5. The "unregulated" exit

In the scenario of an unregulated exit without legislation at the EU level, in addition to the creation of a new currency, the exiting state would most likely enact rules that contain mandatory conversion rates, capital transaction controls, and prohibitions of payment and of legal enforcement with respect to claims denominated in Euros. It seems conceivable that the drafting proposals 1. and 2. set out above would not be upheld by the courts of the exiting state. In such cases, the focus of the creditor’s efforts should be to obtain a judgment of a court with its seat outside the crisis state in order to pursue enforcement actions with respect to assets located outside the crisis state. To achieve this objective, the applicable substantive laws of a non-crisis state (see drafting proposal 3. above), an exclusive venue outside the crisis state for submission of disputes (see drafting proposal 4. above), as well as a place of payment outside the crisis state (see drafting proposal 5. above) should be agreed upon. An alternative instead of an exclusive venue outside the crisis state would not be sufficient as jurisdiction would be given to a court within the crisis state if proceedings were first brought before a court in the crisis state.

For a variety of reasons that cannot be explained in detail here, these drafting proposals should be implemented cumulatively. If, for example, the agreed upon venue was located outside the crisis state, but the substantive laws of the crisis state applied, a newly enacted law of the crisis state whereby payment claims have to be fulfilled in the new currency (instead of Euros) could be upheld by the court of the non-crisis state. If, conversely, a venue with its seat in a crisis state was agreed upon, but the substantive laws of the non-crisis state applied, it would be uncertain whether the court of competent jurisdiction would give effect to a contractual provision if these provisions were contrary to mandatory laws or public policy of the crisis state.
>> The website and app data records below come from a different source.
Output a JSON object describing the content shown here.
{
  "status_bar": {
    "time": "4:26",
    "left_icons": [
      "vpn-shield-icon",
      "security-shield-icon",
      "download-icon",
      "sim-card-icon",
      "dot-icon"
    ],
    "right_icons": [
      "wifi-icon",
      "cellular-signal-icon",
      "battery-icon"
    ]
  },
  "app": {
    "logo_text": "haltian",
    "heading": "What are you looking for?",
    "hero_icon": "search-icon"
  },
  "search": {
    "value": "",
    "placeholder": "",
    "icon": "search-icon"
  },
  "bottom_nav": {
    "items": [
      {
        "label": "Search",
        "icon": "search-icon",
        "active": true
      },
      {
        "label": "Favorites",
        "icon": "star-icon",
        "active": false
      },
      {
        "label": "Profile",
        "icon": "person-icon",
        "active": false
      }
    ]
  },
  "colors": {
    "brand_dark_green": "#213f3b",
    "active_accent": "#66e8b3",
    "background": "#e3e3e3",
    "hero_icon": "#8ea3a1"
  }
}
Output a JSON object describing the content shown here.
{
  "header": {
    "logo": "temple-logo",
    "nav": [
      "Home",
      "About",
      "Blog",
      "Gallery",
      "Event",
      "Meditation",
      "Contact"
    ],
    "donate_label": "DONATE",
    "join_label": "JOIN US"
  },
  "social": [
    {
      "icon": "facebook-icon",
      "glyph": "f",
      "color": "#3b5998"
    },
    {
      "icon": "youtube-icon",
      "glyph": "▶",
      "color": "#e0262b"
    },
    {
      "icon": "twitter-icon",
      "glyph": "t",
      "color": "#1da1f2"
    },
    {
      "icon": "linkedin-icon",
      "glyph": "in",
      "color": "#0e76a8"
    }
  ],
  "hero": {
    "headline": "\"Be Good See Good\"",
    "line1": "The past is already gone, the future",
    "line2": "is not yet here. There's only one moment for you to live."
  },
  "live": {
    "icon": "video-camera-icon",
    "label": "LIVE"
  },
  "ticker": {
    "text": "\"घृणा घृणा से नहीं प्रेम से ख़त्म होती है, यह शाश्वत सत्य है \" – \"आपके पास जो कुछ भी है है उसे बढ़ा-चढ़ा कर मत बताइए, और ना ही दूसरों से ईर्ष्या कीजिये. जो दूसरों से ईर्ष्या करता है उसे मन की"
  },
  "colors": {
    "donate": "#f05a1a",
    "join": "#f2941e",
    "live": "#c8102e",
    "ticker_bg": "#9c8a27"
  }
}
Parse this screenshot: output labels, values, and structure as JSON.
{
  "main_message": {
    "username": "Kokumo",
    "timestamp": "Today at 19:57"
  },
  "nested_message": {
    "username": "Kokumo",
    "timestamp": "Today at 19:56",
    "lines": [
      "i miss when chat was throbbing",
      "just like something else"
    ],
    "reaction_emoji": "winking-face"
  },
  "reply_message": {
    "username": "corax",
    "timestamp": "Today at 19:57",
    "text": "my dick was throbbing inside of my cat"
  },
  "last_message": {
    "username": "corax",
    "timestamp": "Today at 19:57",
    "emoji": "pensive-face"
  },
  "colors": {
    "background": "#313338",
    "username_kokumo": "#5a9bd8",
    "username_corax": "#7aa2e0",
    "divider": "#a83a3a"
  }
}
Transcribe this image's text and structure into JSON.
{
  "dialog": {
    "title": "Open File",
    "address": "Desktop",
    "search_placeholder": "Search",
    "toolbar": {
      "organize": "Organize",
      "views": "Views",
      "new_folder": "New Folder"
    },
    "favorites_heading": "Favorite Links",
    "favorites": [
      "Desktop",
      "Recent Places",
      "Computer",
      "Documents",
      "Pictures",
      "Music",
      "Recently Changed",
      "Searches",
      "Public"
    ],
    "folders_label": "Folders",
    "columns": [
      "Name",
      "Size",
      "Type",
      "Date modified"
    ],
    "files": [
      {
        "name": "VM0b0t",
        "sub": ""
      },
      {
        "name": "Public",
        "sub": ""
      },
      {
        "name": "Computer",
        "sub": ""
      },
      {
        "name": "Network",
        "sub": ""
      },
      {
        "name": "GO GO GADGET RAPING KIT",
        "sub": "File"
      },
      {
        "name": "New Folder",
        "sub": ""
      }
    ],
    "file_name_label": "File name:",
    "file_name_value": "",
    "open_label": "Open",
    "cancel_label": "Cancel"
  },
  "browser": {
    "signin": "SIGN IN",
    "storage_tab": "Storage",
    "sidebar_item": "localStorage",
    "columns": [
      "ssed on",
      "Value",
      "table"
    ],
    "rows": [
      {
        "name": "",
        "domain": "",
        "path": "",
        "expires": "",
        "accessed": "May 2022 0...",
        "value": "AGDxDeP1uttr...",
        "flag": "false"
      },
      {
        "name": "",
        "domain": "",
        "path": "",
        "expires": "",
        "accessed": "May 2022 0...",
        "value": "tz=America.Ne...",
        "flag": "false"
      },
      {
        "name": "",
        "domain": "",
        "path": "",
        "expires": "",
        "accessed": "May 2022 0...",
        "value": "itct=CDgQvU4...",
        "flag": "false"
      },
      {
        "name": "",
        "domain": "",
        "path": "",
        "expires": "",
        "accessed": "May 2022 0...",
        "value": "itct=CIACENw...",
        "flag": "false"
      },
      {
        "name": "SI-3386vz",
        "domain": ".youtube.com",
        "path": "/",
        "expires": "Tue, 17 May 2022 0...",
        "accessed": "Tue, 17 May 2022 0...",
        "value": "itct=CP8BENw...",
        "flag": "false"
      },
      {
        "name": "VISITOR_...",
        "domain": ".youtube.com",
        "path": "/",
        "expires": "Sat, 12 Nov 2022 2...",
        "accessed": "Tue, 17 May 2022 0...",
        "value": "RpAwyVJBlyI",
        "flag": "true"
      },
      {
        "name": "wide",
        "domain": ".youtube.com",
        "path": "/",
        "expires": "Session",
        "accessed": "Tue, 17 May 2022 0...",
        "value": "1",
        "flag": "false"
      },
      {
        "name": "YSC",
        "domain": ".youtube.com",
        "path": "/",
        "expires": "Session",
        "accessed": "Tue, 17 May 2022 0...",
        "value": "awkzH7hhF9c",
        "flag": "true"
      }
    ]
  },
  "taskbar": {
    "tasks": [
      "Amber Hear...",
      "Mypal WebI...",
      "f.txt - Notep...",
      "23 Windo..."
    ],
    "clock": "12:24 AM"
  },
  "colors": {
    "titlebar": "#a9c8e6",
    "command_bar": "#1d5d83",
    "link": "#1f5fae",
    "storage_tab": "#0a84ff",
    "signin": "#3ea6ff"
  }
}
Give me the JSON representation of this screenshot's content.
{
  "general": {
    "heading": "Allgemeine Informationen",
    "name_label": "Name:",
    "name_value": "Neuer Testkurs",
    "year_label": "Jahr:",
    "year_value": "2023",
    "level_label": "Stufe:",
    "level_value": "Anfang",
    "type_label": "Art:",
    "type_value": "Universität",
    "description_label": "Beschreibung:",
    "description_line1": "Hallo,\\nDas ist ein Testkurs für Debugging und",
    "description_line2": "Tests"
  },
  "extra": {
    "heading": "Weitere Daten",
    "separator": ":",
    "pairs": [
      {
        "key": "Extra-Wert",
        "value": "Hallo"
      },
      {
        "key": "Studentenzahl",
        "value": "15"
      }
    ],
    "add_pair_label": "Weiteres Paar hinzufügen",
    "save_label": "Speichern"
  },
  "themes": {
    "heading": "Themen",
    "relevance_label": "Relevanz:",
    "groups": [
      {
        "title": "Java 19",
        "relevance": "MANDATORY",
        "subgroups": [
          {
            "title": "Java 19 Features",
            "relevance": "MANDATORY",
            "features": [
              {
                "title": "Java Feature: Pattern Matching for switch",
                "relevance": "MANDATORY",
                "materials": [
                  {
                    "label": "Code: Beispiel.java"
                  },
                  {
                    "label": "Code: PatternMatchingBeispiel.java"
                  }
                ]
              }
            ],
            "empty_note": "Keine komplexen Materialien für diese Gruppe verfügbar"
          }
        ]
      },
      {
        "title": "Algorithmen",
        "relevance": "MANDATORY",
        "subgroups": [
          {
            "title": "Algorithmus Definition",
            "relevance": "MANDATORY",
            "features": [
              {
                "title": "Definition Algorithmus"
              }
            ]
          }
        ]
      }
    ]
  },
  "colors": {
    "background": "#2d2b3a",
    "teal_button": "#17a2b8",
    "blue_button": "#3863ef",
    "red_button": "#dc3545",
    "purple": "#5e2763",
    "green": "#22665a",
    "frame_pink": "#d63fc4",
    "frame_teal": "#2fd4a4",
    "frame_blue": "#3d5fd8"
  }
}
Finally, the choice of a place of payment outside a crisis state would ensure that laws enacted in the exiting state, which apply to cases in which the place of payment is located within the exiting state, will not be relevant. It is, however, not certain whether such a provision would be enforceable if the substantive laws of the exiting state applied or if a venue in the exiting state was chosen.

It is conceivable that a number of the national laws that would be enacted in an exiting state would not be compliant with European laws. However, it is possible that the exit from the Eurozone would be accompanied by an exit from the European Union. In any event, it would be a very time-consuming exercise, fraught with uncertainty, to invoke the invalidity of the national legislation of an exiting state on the basis of European laws.

6. Conclusion

The remarks contained in this article only begin to shed light on the many complex issues connected with the abolition of the Euro in a member state or of a Eurozone breakup. Against the background of the existing uncertainties, and in particular with respect to potential future activities of the national and the EU legislatures, comprehensive protection is probably difficult to achieve. Rather, the focus should be to minimize the risks to the extent feasible. We highly recommend clients consider the protective measures we have outlined when drafting new or revisiting existing contracts.